Fifteen days, later, on April 20, the Deepwater Horizon drilling rig exploded and sank into the Gulf of Mexico. Over the past 26 days, the government's estimate is that 130,000 barrels of oil have leaked into the waters, although some estimates are much higher (NPR, for example, has the leakage at ten times this figure).
The CEO of BP, Tony Hayward, insisted as late as May 14 that the oil spill in the gulf was "relatively tiny" compared to a "very big ocean", and the corporation has blamed its other co-conspirators, Transocean and Halliburton, for the environmental degradation and loss of life.
The strongest and clearest prophetic voice of our time may very well be that of the agrarian Wendell Berry. He writes, "We have lived by the assumption that what is good for us would be good for the world. And this has been based on the even flimsier assumption that we could know with any certainty what was good even for us. We have been wrong.
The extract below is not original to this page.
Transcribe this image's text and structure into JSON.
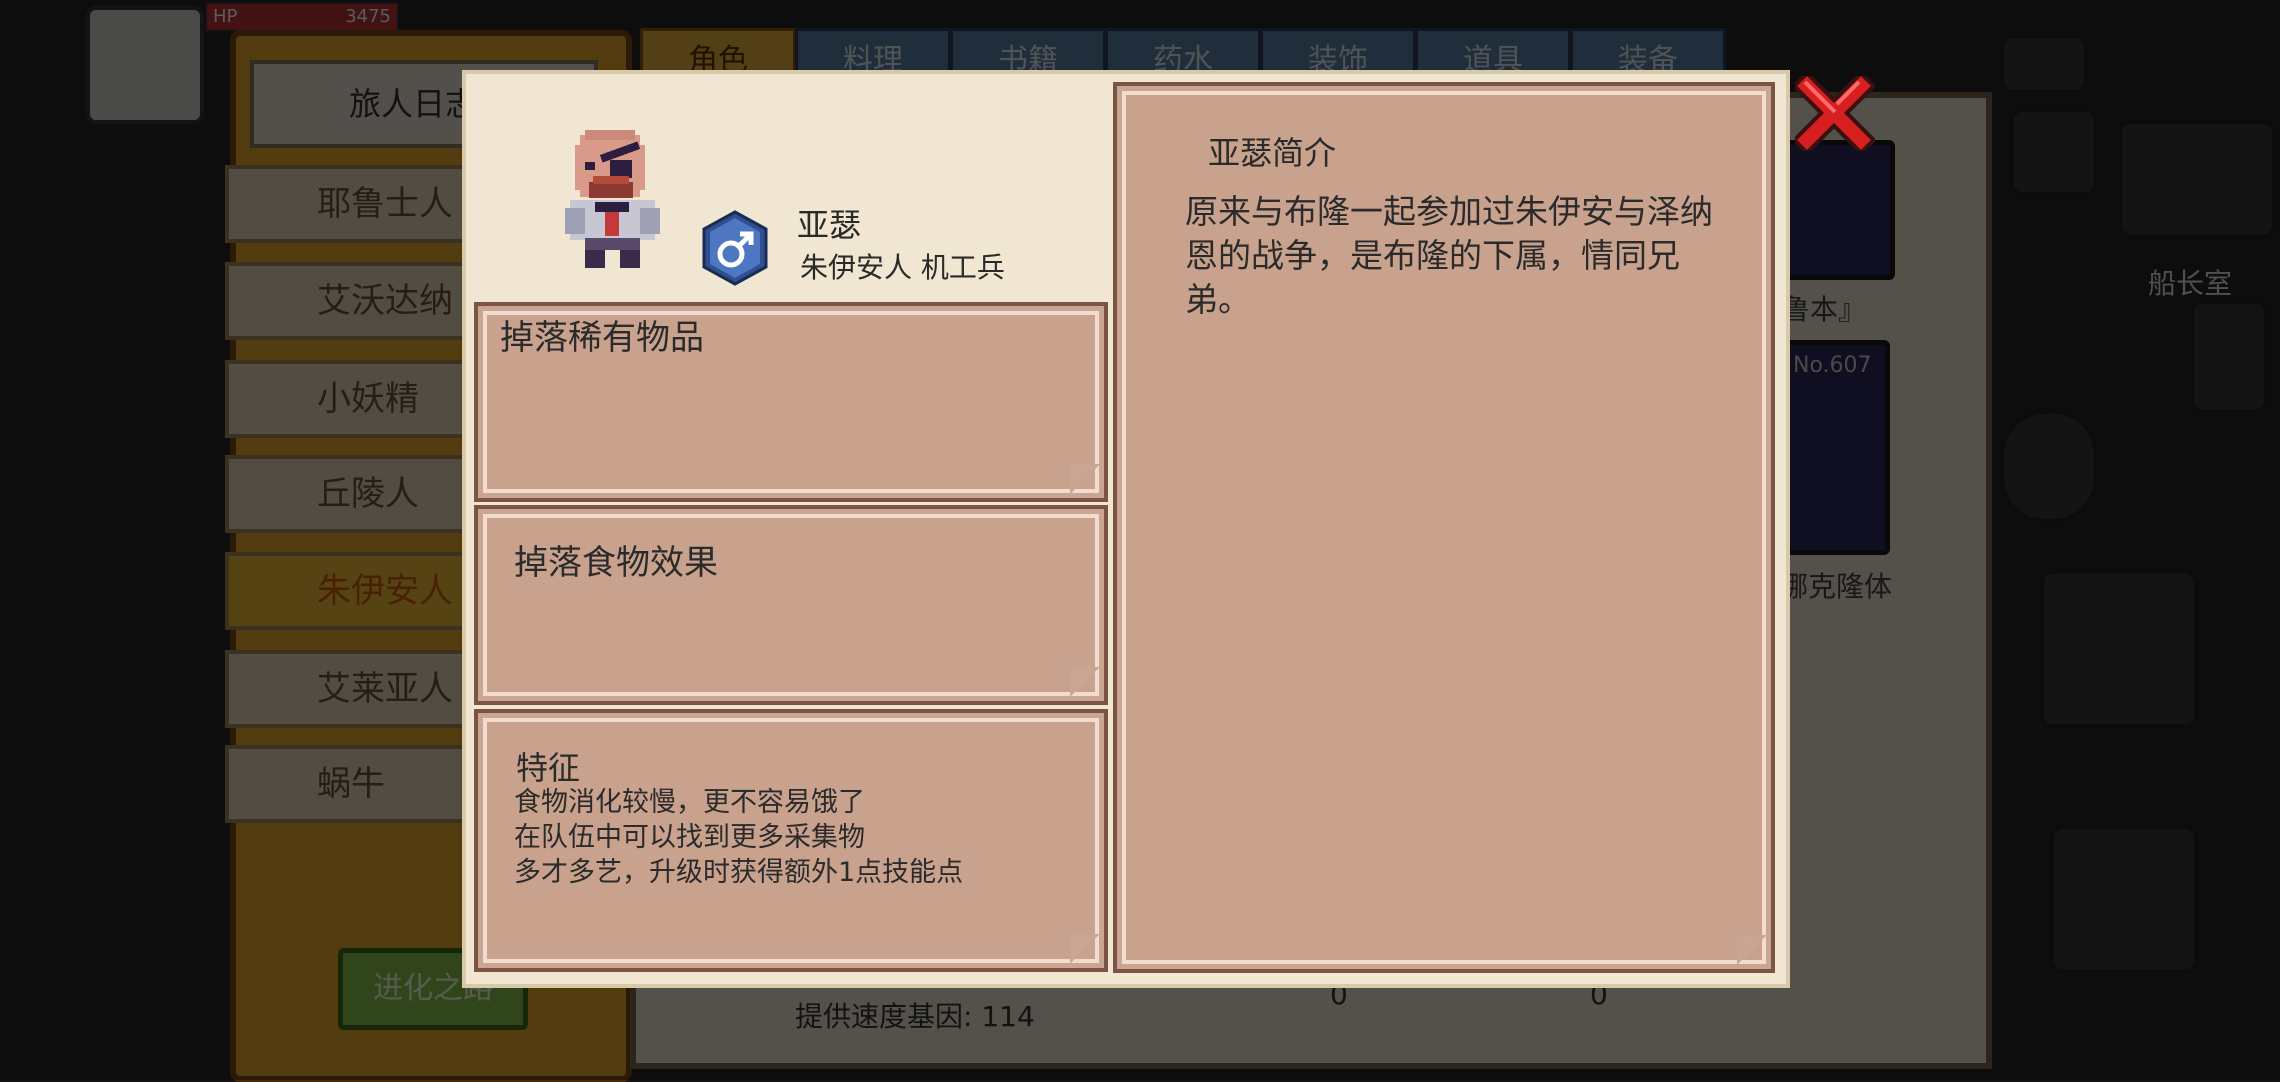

We must change our lives, so that it will be possible to live by the contrary assumption that what is good for the world will be good for us." (The Art of The Common Place)
Berry's wisdom is in contrast not only to an economic system that reaps rewards when consumption is unchecked, but depends on a governmental safety net when there is failure: who funds the cleanup in the gulf, or the costs of black lung disease? But neither is Berry in sympathy with the positions of President Obama, who spoke in his campaign about "clean coal", and, more recently, about the merits of off-shore drilling.
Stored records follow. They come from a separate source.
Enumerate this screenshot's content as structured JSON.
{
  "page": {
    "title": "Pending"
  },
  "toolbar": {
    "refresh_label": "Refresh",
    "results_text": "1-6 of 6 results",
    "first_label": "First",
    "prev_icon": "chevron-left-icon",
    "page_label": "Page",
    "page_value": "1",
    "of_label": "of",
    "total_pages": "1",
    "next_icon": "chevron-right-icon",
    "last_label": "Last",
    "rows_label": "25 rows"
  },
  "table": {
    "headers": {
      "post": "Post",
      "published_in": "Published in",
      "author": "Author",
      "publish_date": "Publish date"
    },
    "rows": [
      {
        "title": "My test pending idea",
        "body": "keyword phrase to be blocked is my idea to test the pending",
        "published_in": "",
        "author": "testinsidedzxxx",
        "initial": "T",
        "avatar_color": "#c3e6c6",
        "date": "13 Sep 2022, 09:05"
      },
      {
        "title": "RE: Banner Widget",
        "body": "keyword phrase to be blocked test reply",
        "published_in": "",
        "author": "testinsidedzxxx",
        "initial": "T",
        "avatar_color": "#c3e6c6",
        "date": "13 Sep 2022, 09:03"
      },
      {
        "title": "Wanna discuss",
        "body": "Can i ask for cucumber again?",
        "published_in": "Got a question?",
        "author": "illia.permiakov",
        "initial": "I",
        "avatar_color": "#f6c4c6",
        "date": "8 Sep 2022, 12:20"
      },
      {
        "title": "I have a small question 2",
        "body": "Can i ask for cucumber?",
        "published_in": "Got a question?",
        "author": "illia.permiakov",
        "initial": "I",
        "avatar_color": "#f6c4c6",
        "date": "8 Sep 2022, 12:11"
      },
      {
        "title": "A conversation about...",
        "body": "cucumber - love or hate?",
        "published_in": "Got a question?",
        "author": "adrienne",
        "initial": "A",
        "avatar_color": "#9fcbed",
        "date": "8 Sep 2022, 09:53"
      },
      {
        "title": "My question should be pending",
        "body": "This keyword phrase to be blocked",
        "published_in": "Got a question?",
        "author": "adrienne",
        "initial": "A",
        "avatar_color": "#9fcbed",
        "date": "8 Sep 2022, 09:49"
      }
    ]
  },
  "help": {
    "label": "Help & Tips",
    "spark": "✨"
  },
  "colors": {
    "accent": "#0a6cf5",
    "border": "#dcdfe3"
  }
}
We may be approaching the time when a conversion of our assumptions is a moral necessity. Two catastrophic environmental events in the span of fifteen days should get our attention. Appalachia has never been at the center of the media's attention, and the history of mining disasters is a recurring series of tragic events, far from the elite centers of education and influence. The Gulf may be a different story, although the political will of deep south politicians has always aligned with the sentiments of "drill, baby, drill" than a long time interest in the well-being of the land, the wetlands and the waters that sustain life, undergird economies and protect from wind currents.
What is good for the world is ultimately the basis of what must be good for us, and not vice versa. We can assign the blame with two highly profitable corporations plagued with consistent safety violations, and this is appropriate. We must also ask if governing officials, who should be motivated not by cost benefit analysis but the common good, will find the will to privilege the sacredness of human life, in this generation and those to come, over other concerns, not matter how powerful. And, Berry would insist, we must take some personal and local responsibility for the coal that supplies our energy and the gasoline that fuels our automobiles.
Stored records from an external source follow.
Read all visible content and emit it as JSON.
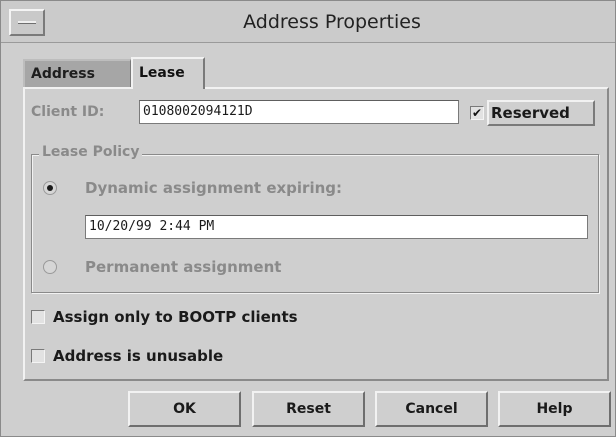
{
  "window": {
    "title": "Address Properties"
  },
  "tabs": [
    {
      "label": "Address",
      "selected": false
    },
    {
      "label": "Lease",
      "selected": true
    }
  ],
  "client_id": {
    "label": "Client ID:",
    "value": "0108002094121D"
  },
  "reserved": {
    "label": "Reserved",
    "checked": true,
    "mark": "✔"
  },
  "lease_policy": {
    "title": "Lease Policy",
    "dynamic": {
      "label": "Dynamic assignment expiring:",
      "selected": true
    },
    "expiry": {
      "value": "10/20/99 2:44 PM"
    },
    "permanent": {
      "label": "Permanent assignment",
      "selected": false
    }
  },
  "options": {
    "bootp": {
      "label": "Assign only to BOOTP clients",
      "checked": false
    },
    "unusable": {
      "label": "Address is unusable",
      "checked": false
    }
  },
  "buttons": {
    "ok": "OK",
    "reset": "Reset",
    "cancel": "Cancel",
    "help": "Help"
  },
  "icons": {
    "window_menu": "window-menu-icon",
    "checkbox": "check-icon",
    "radio": "radio-icon"
  }
}
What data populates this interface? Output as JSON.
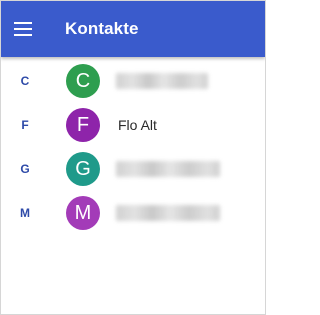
{
  "app_bar": {
    "title": "Kontakte",
    "color": "#3a5bcc",
    "menu_icon": "hamburger-menu-icon"
  },
  "contacts": [
    {
      "section": "C",
      "initial": "C",
      "avatar_color": "#2e9e4f",
      "name": "",
      "redacted": true
    },
    {
      "section": "F",
      "initial": "F",
      "avatar_color": "#8e24aa",
      "name": "Flo Alt",
      "redacted": false
    },
    {
      "section": "G",
      "initial": "G",
      "avatar_color": "#1f9a8a",
      "name": "",
      "redacted": true
    },
    {
      "section": "M",
      "initial": "M",
      "avatar_color": "#a33bb8",
      "name": "",
      "redacted": true
    }
  ]
}
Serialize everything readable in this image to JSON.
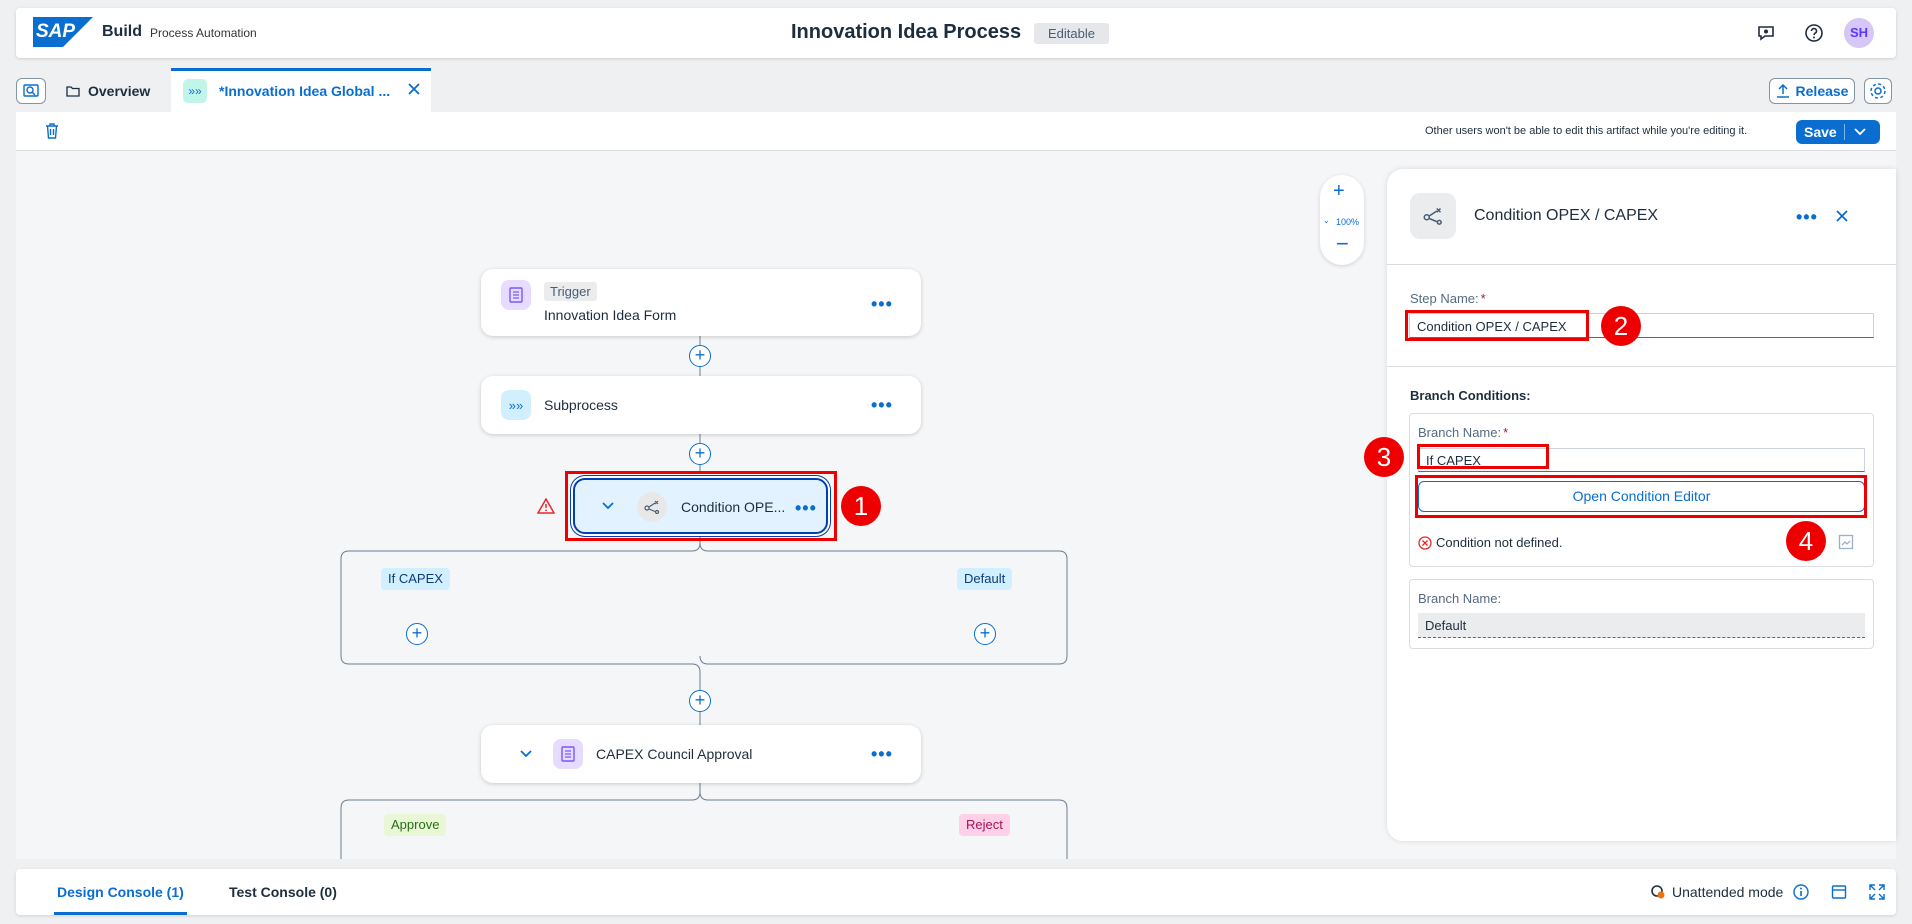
{
  "shell": {
    "logo": "SAP",
    "product": "Build",
    "subproduct": "Process Automation",
    "title": "Innovation Idea Process",
    "status_badge": "Editable",
    "avatar_initials": "SH"
  },
  "tabs": {
    "overview": "Overview",
    "active_tab": "*Innovation Idea Global ...",
    "release": "Release"
  },
  "toolbar": {
    "notice": "Other users won't be able to edit this artifact while you're editing it.",
    "save": "Save"
  },
  "zoom": {
    "level": "100%"
  },
  "flow": {
    "trigger_tag": "Trigger",
    "trigger_name": "Innovation Idea Form",
    "subprocess": "Subprocess",
    "condition": "Condition OPE...",
    "branch_left": "If CAPEX",
    "branch_right": "Default",
    "approval": "CAPEX Council Approval",
    "outcome_left": "Approve",
    "outcome_right": "Reject"
  },
  "panel": {
    "title": "Condition OPEX / CAPEX",
    "step_name_label": "Step Name:",
    "required_mark": "*",
    "step_name_value": "Condition OPEX / CAPEX",
    "branch_conditions": "Branch Conditions:",
    "branch_name_label": "Branch Name:",
    "branch1_value": "If CAPEX",
    "open_editor": "Open Condition Editor",
    "condition_error": "Condition not defined.",
    "branch2_label": "Branch Name:",
    "branch2_value": "Default"
  },
  "annotations": {
    "n1": "1",
    "n2": "2",
    "n3": "3",
    "n4": "4"
  },
  "console": {
    "design": "Design Console (1)",
    "test": "Test Console (0)",
    "mode": "Unattended mode"
  },
  "colors": {
    "accent": "#0a6ed1",
    "annotation": "#ee0000",
    "error": "#e9282c"
  }
}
"We must change our lives", the prophet cries out to us, in this ecological wilderness that is twenty-first century North America. We must change the way we vote and the products we purchase, but mostly, we must change the way we imagine the present and the future.